Thanks in part to the iPad, the tablet is enjoying a shining moment. Object of nerd lust, topping technophile Christmas lists everywhere, tablets are a bridge between smartphone and computer—and the mobility factor opens up a world of possibilities.
- PCWorld declares 2010 year of the tablet.
- Huffington Post showcases non-iPad tablets worth your while.
- MSN: Rumors of a 7-inch iPad could be true.
- Motley Fool blogs about who is using the iPad.
- Technologizer explores tablets that failed.
Tell us: what kind of tablet would you purchase? How do you hope to use your tablet?
envisionit media teams up with Fairmont Hotel in Chicago to develop a “new dining experience”. The iPad application will give diners a behind the-scenes look at the more unusual and unexpected items on the aria menu. Diners can tap on specific ingredient names for definitions, descriptions, and notes about preparation. The wine list, organized by region, will suggest menu pairings for each vintage, as well as background information about each winery. The application also incorporates elements of social media, allowing diners to share their favorite items with people they know via email, their Twitter feeds, or Facebook walls.
-click here for the press release-
The Apple iPhone’s inability to display Adobe’s flash technology has been a source of much controversy ever since the iPhone first conquered the market 3 years ago. While many have speculated either a software update to existing devices, or the introduction of Flash support to the next generation iPhone, few have considered that Apple would just not support Flash entirely moving into the future.

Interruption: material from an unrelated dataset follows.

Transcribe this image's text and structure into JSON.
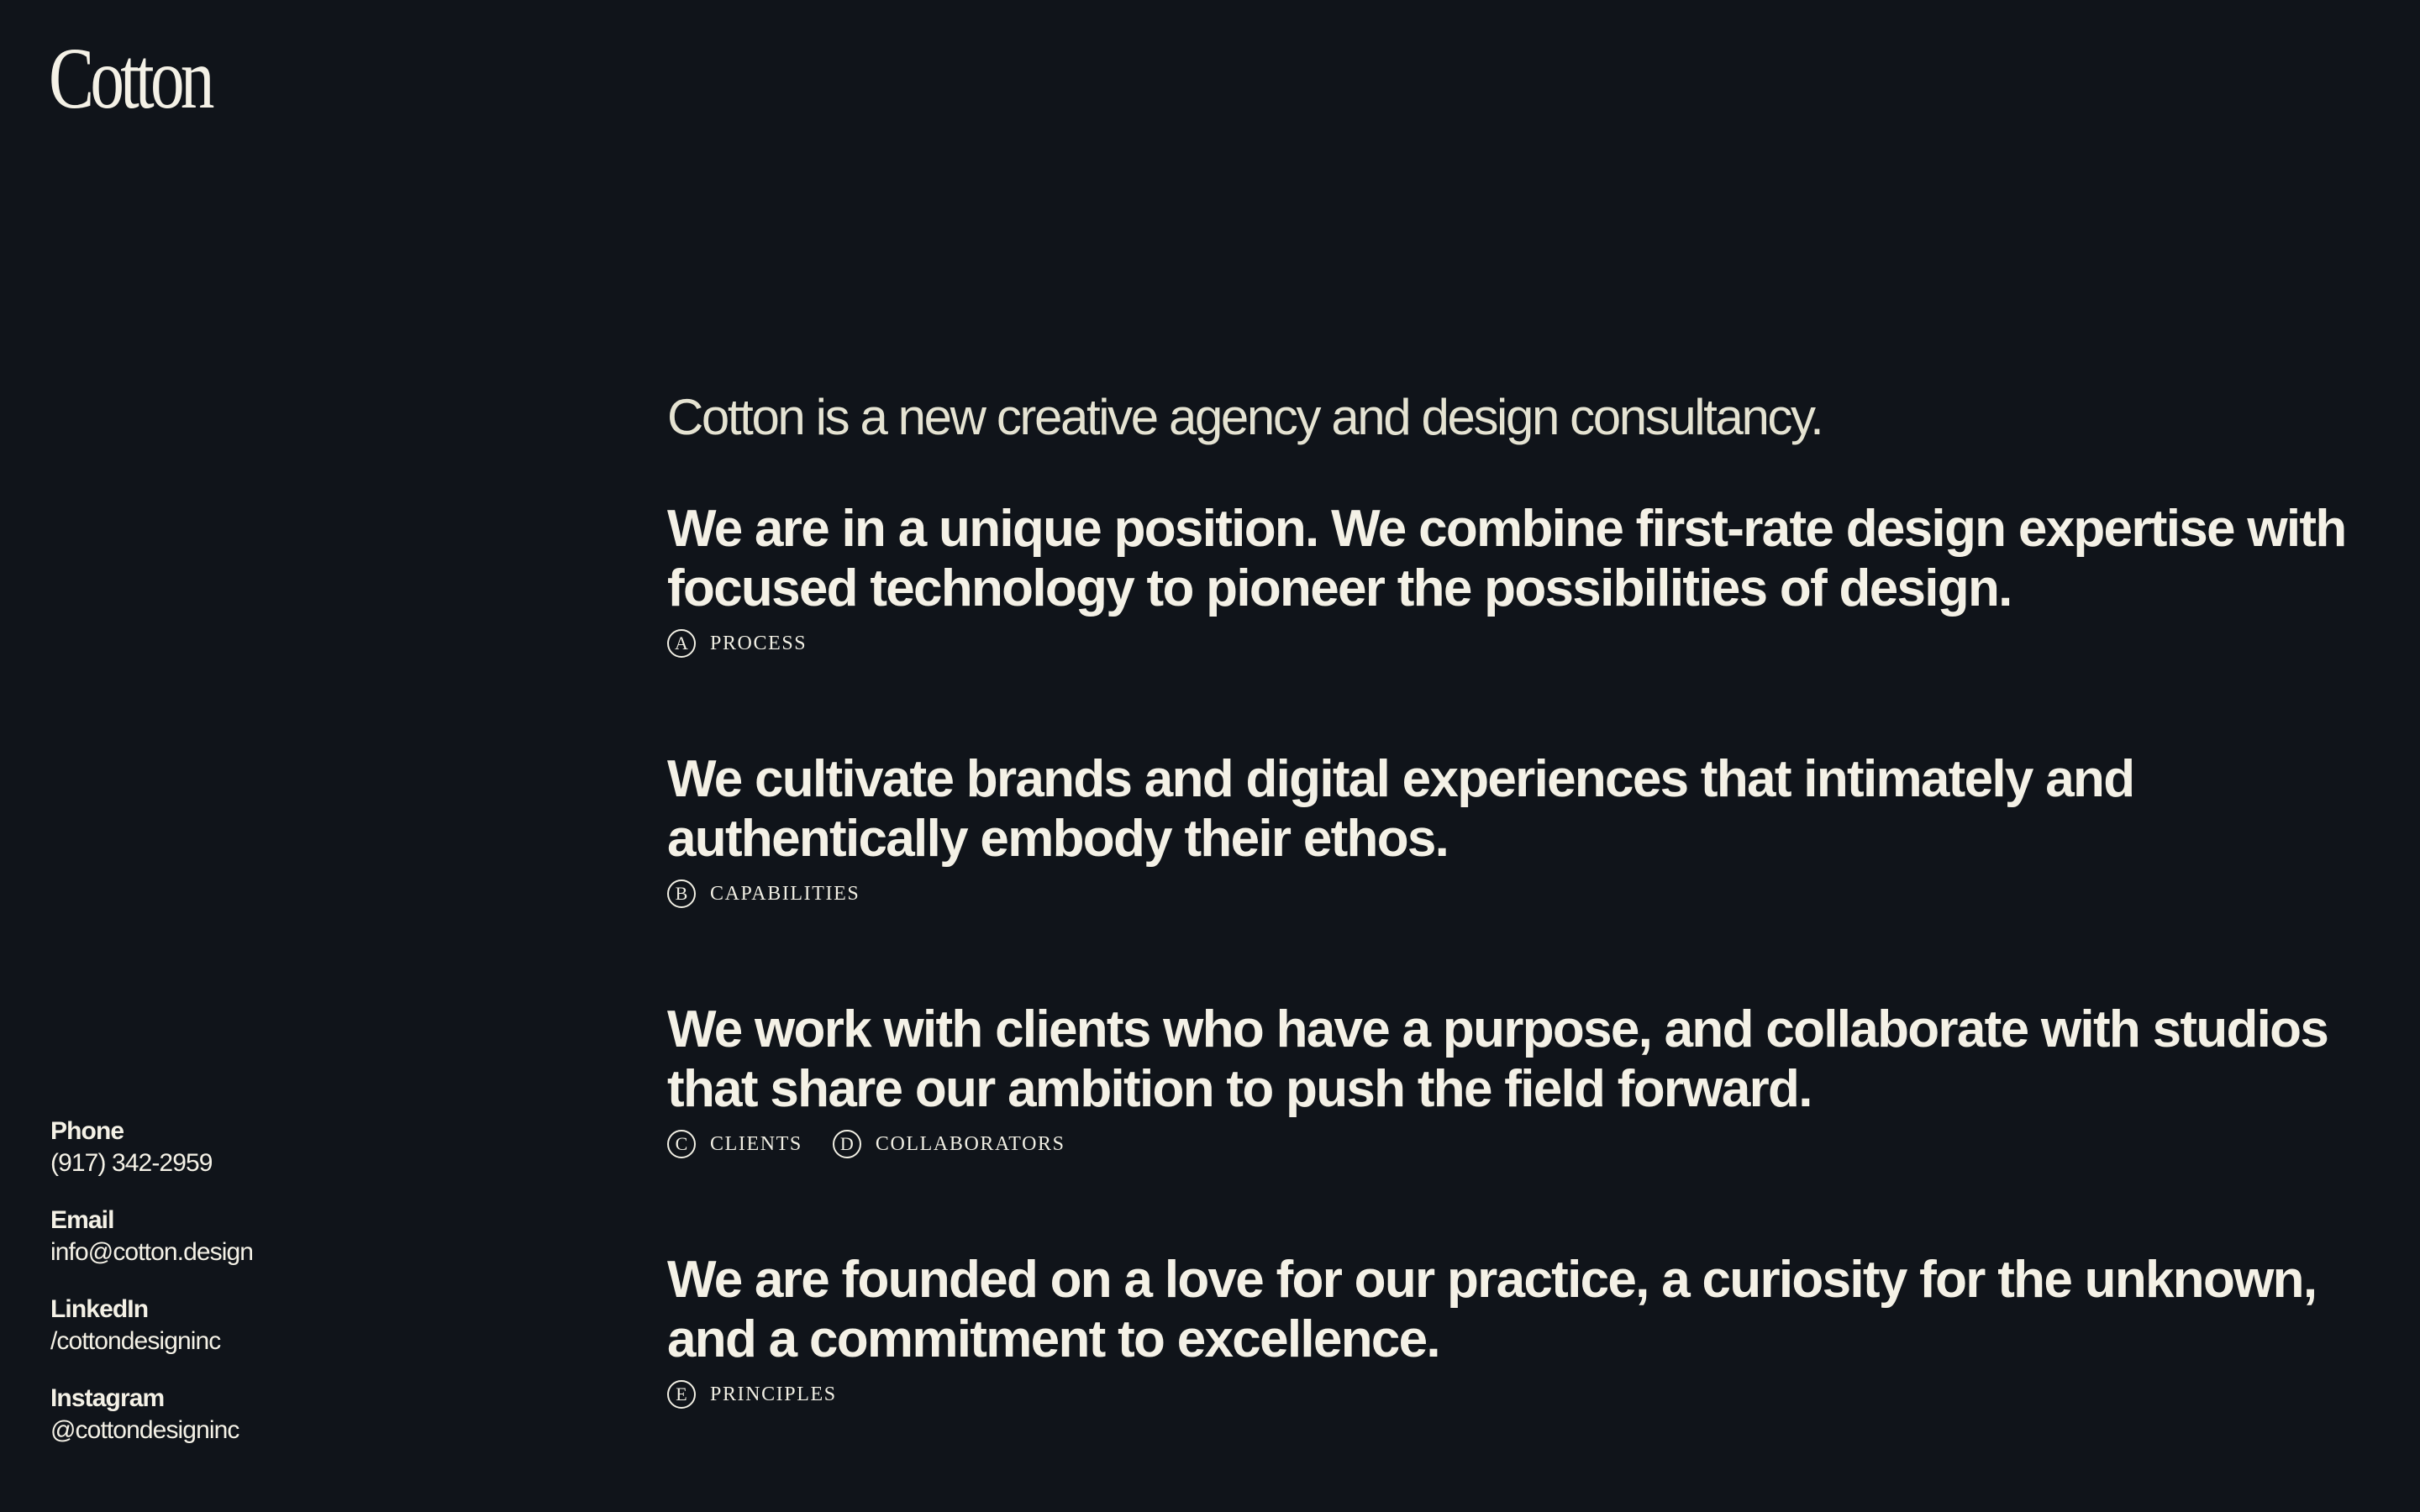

With the recent introduction of the iPad, Apple’s intentions of Flash support on their devices in the future is quite clear…there will be none. Apple’s CEO, Steve Jobs, has recently been publically quoted, venting his frustration with both Adobe and Flash technology altogether. “Apple does not support Flash because it is so buggy, he says. Whenever a Mac crashes more often than not it’s because of Flash. No one will be using Flash, he says. The world is moving to HTML5.”

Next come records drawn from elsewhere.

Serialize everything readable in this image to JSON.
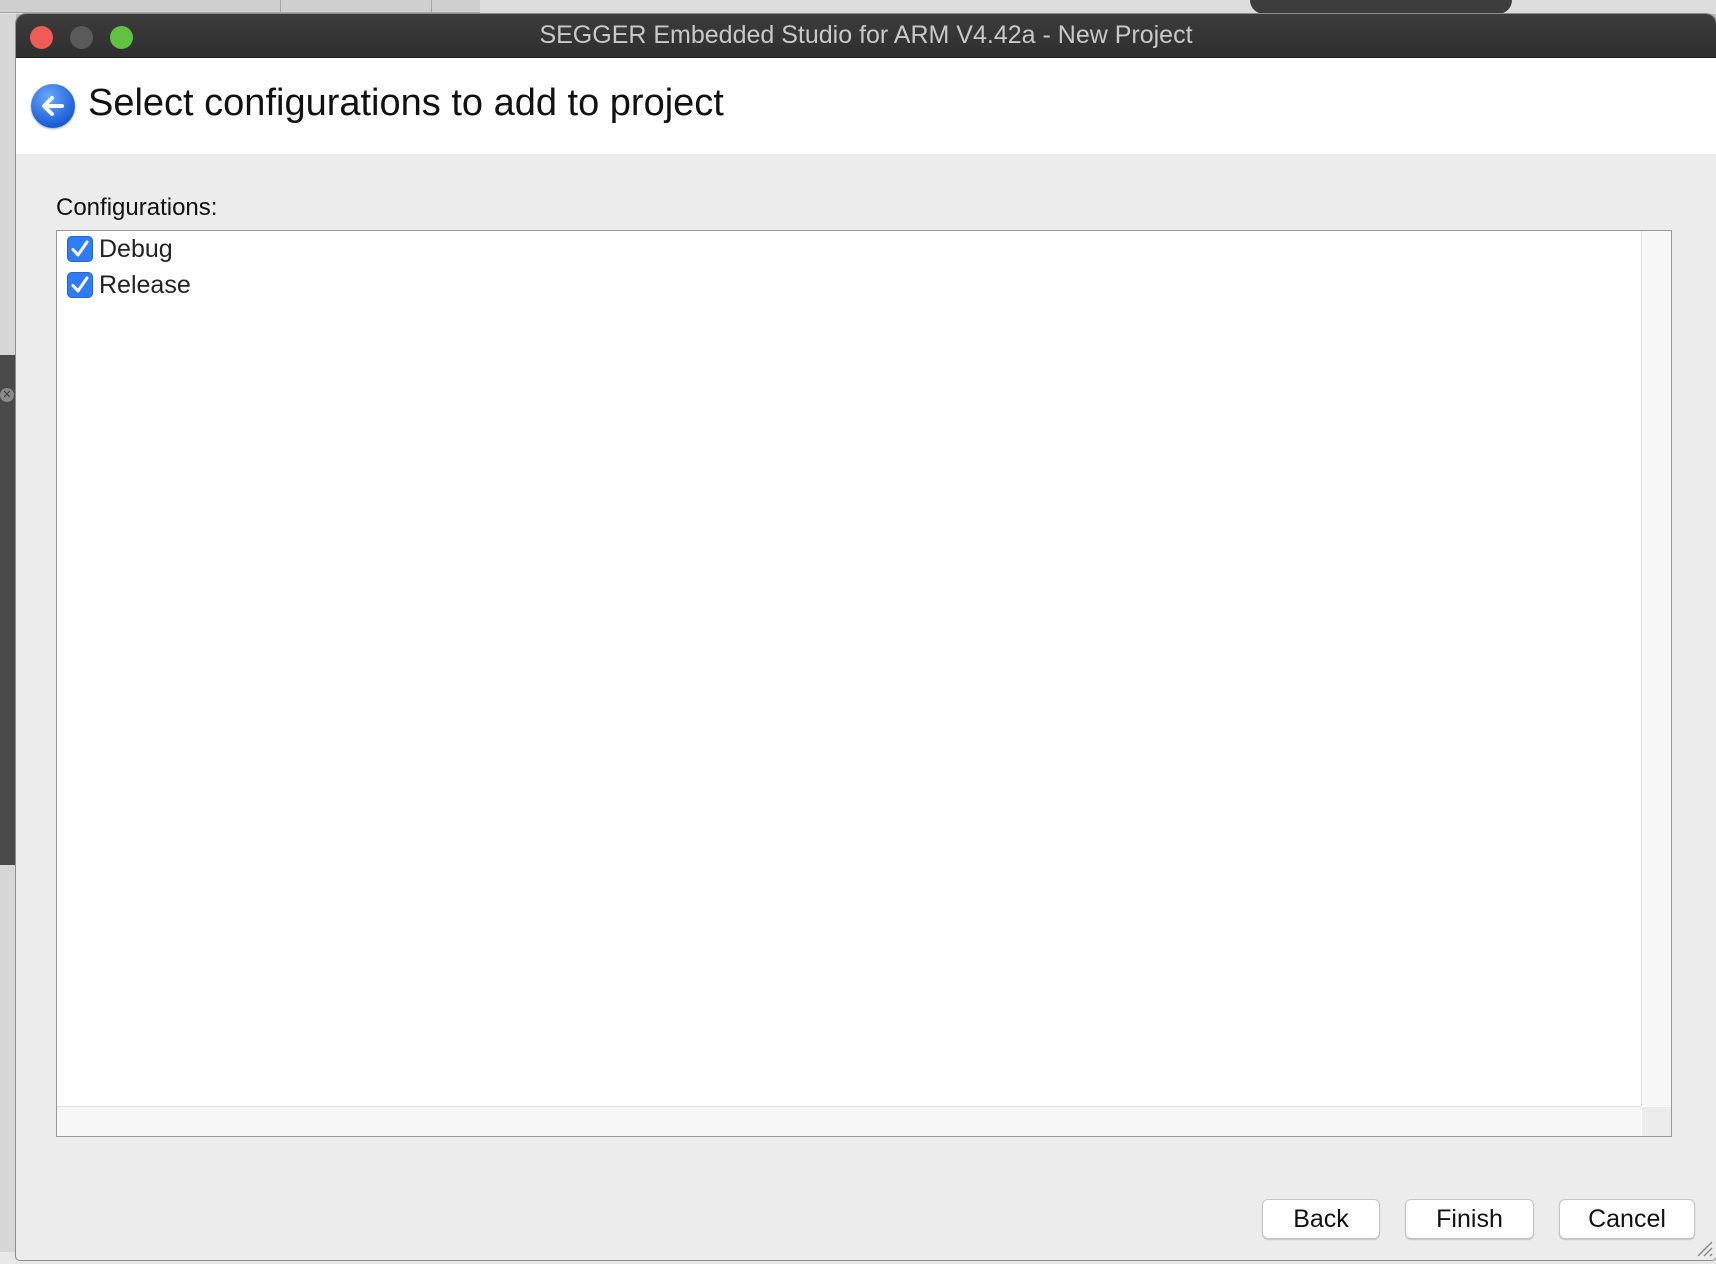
{
  "window": {
    "title": "SEGGER Embedded Studio for ARM V4.42a - New Project"
  },
  "header": {
    "title": "Select configurations to add to project",
    "back_icon": "back-arrow-icon"
  },
  "configurations": {
    "label": "Configurations:",
    "items": [
      {
        "label": "Debug",
        "checked": true
      },
      {
        "label": "Release",
        "checked": true
      }
    ]
  },
  "buttons": {
    "back": "Back",
    "finish": "Finish",
    "cancel": "Cancel"
  },
  "colors": {
    "accent": "#2f7cf6",
    "close": "#ee5c55",
    "zoom": "#5fc240"
  }
}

Google has already made use of HTML5, most notably in their Google Voice software. What makes this so interesting is that Apple has famously prevented Google from including Voice as an application within their App Store. The answer from Google a few weeks ago was the launch of Google Voice coded in HTML5 that can be accessed through the iPhone’s Safari browser. With the recent success of that product, Google, this week, has now rolled out YouTube support that does not rely on Flash, again utilizing HTML5. iPhone users can now access YouTube via their Safari browser, rather than relying on the traditional YouTube App.
So what does this mean for the future? A world without Flash? Only time will tell, but at long last, it does look like there is at least some hope for those caught between the Apple vs. Adobe Flash debate.
Read more about this case below: